_PROMPT:_ Whenever a line below mentions the word "label", that line should be copied.

Interface dataset entries
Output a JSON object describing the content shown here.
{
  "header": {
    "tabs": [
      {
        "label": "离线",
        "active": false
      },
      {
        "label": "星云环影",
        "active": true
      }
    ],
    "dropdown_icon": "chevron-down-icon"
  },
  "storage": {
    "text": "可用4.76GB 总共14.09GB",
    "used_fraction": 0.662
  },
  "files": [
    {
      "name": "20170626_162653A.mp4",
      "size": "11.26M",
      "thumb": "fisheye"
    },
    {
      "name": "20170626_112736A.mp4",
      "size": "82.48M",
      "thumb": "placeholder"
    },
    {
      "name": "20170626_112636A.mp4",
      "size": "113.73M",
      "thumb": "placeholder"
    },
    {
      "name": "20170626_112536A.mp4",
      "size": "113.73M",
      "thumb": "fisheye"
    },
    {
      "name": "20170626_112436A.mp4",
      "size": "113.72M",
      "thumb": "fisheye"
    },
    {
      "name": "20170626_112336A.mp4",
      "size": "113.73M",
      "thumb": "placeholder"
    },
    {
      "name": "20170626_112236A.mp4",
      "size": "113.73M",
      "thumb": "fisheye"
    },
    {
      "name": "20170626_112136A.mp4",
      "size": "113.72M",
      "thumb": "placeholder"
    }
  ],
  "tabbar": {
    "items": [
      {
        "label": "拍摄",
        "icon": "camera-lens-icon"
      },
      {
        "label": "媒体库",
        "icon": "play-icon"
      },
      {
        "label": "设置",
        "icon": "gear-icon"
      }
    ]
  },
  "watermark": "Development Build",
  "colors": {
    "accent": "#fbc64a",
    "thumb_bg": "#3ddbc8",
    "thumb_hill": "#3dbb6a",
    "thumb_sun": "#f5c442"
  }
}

_TASK RESULT:_
        "label": "离线",
        "label": "星云环影",
        "label": "拍摄",
        "label": "媒体库",
        "label": "设置",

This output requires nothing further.